- [RECORDS]:
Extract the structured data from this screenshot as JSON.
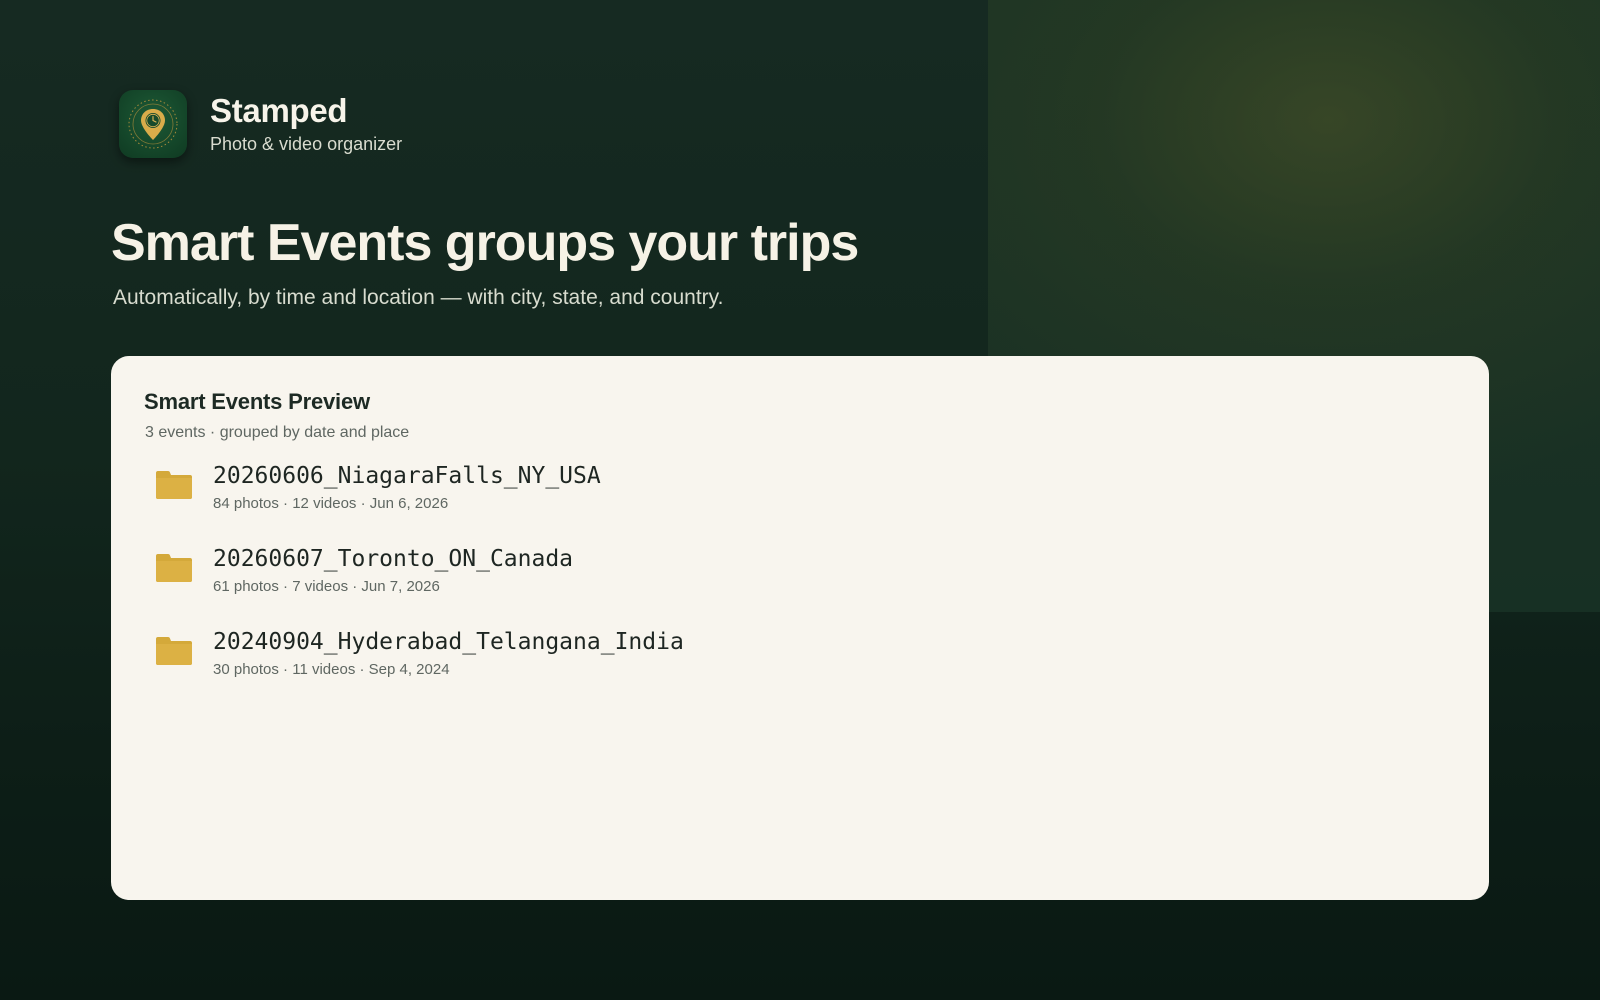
{
  "app": {
    "name": "Stamped",
    "subtitle": "Photo & video organizer",
    "icon": "map-pin-clock-icon"
  },
  "hero": {
    "headline": "Smart Events groups your trips",
    "tagline": "Automatically, by time and location — with city, state, and country."
  },
  "preview": {
    "title": "Smart Events Preview",
    "summary": "3 events · grouped by date and place",
    "events": [
      {
        "folder_name": "20260606_NiagaraFalls_NY_USA",
        "meta": "84 photos · 12 videos · Jun 6, 2026"
      },
      {
        "folder_name": "20260607_Toronto_ON_Canada",
        "meta": "61 photos · 7 videos · Jun 7, 2026"
      },
      {
        "folder_name": "20240904_Hyderabad_Telangana_India",
        "meta": "30 photos · 11 videos · Sep 4, 2024"
      }
    ]
  },
  "colors": {
    "background": "#12261d",
    "card": "#f8f5ee",
    "folder": "#d4a93a",
    "icon_green": "#1e5a36",
    "icon_gold": "#d9ac4a"
  }
}
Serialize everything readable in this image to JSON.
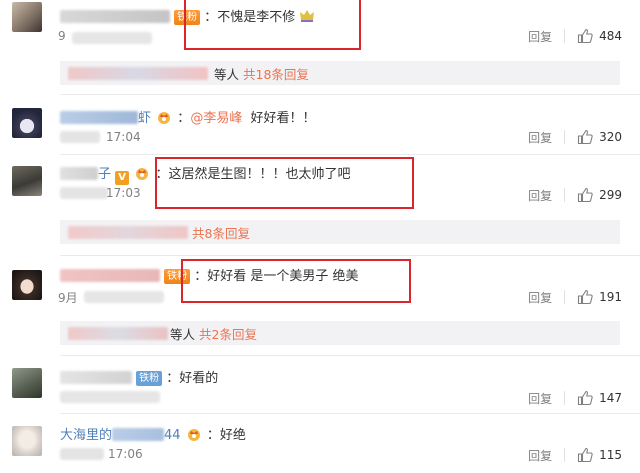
{
  "comments": [
    {
      "name_visible": "",
      "badge": "铁粉",
      "text": "：不愧是李不修",
      "time": "9",
      "reply_label": "回复",
      "likes": "484",
      "sub_reply": {
        "text": "等人",
        "link": "共18条回复"
      }
    },
    {
      "name_visible": "虾",
      "badge": "",
      "mention": "@李易峰",
      "text": "好好看！！",
      "text_prefix": "：",
      "time": "17:04",
      "reply_label": "回复",
      "likes": "320"
    },
    {
      "name_visible": "子",
      "badge": "V",
      "text": "：这居然是生图！！！也太帅了吧",
      "time": "17:03",
      "reply_label": "回复",
      "likes": "299",
      "sub_reply": {
        "text": "",
        "link": "共8条回复"
      }
    },
    {
      "name_visible": "",
      "badge": "铁粉",
      "text": "：好好看 是一个美男子 绝美",
      "time": "9月",
      "reply_label": "回复",
      "likes": "191",
      "sub_reply": {
        "text": "等人",
        "link": "共2条回复"
      }
    },
    {
      "name_visible": "",
      "badge": "铁粉",
      "text": "：好看的",
      "time": "",
      "reply_label": "回复",
      "likes": "147"
    },
    {
      "name_visible": "大海里的",
      "name_suffix": "44",
      "badge": "",
      "text": "：好绝",
      "time": "17:06",
      "reply_label": "回复",
      "likes": "115"
    }
  ],
  "colors": {
    "accent": "#eb7350",
    "highlight_box": "#d9262c",
    "meta": "#808080",
    "reply_bar": "#f2f2f5"
  },
  "icons": {
    "like": "thumbs-up-icon",
    "crown": "crown-icon",
    "verified": "v-badge-icon"
  }
}
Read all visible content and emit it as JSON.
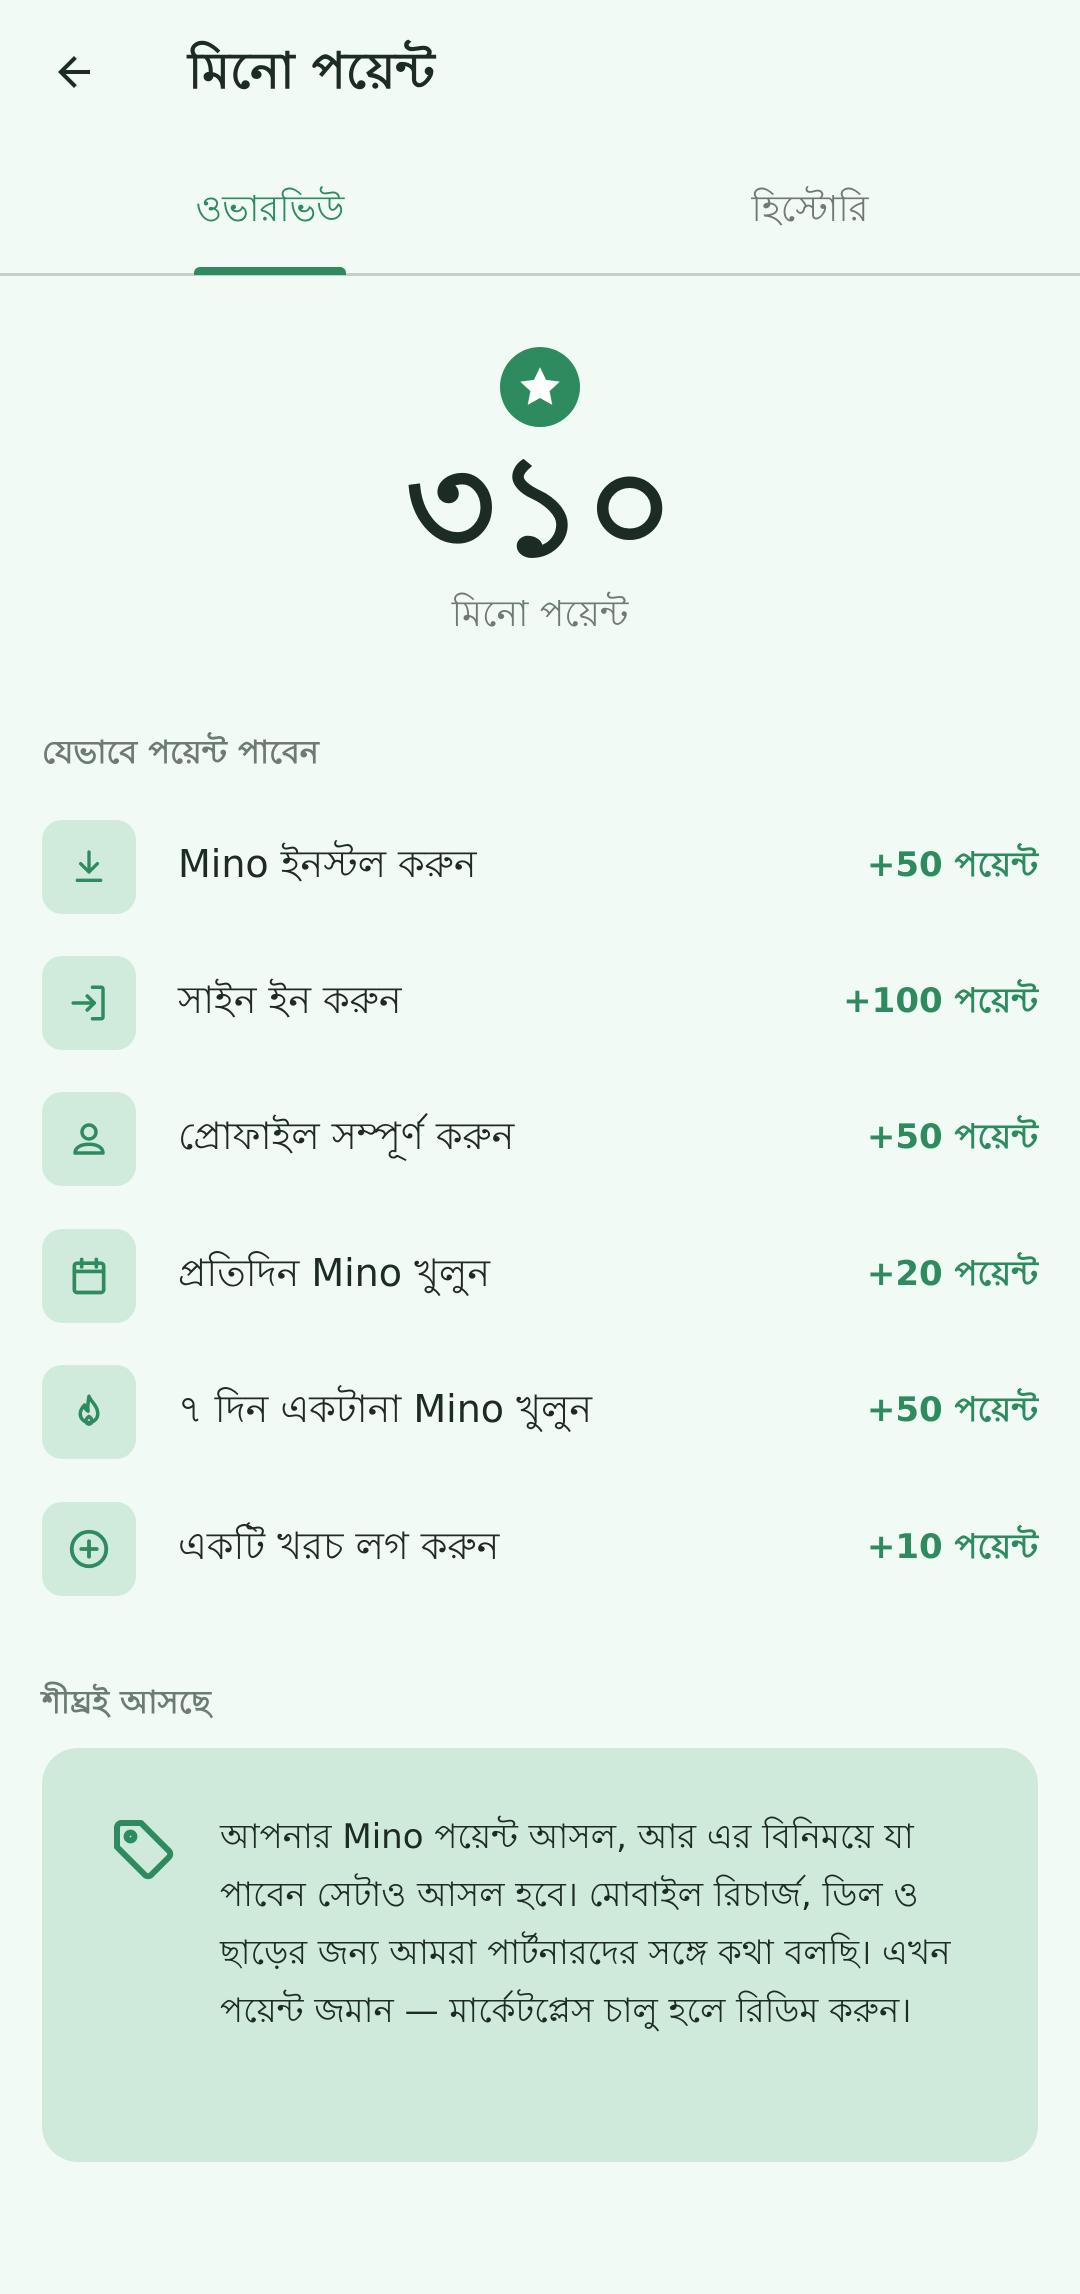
{
  "header": {
    "title": "মিনো পয়েন্ট",
    "back_icon": "arrow-back-icon"
  },
  "tabs": [
    {
      "label": "ওভারভিউ",
      "selected": true
    },
    {
      "label": "হিস্টোরি",
      "selected": false
    }
  ],
  "summary": {
    "points": "৩১০",
    "label": "মিনো পয়েন্ট",
    "icon": "star-icon"
  },
  "earn": {
    "heading": "যেভাবে পয়েন্ট পাবেন",
    "items": [
      {
        "icon": "download-icon",
        "label": "Mino ইনস্টল করুন",
        "points": "+50 পয়েন্ট"
      },
      {
        "icon": "login-icon",
        "label": "সাইন ইন করুন",
        "points": "+100 পয়েন্ট"
      },
      {
        "icon": "person-icon",
        "label": "প্রোফাইল সম্পূর্ণ করুন",
        "points": "+50 পয়েন্ট"
      },
      {
        "icon": "calendar-icon",
        "label": "প্রতিদিন Mino খুলুন",
        "points": "+20 পয়েন্ট"
      },
      {
        "icon": "flame-icon",
        "label": "৭ দিন একটানা Mino খুলুন",
        "points": "+50 পয়েন্ট"
      },
      {
        "icon": "add-circle-icon",
        "label": "একটি খরচ লগ করুন",
        "points": "+10 পয়েন্ট"
      }
    ]
  },
  "coming_soon": {
    "heading": "শীঘ্রই আসছে",
    "icon": "tag-icon",
    "text": "আপনার Mino পয়েন্ট আসল, আর এর বিনিময়ে যা পাবেন সেটাও আসল হবে। মোবাইল রিচার্জ, ডিল ও ছাড়ের জন্য আমরা পার্টনারদের সঙ্গে কথা বলছি। এখন পয়েন্ট জমান — মার্কেটপ্লেস চালু হলে রিডিম করুন।"
  },
  "colors": {
    "background": "#f1faf4",
    "accent": "#2e8b5f",
    "icon_tile": "#d0ebdb",
    "card": "#cfe9da",
    "text": "#1c2b24",
    "muted": "#6c7b74"
  }
}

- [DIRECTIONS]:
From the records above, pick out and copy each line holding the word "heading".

- [SOLUTION FOR THIS EXERCISE]:
    "heading": "যেভাবে পয়েন্ট পাবেন",
    "heading": "শীঘ্রই আসছে",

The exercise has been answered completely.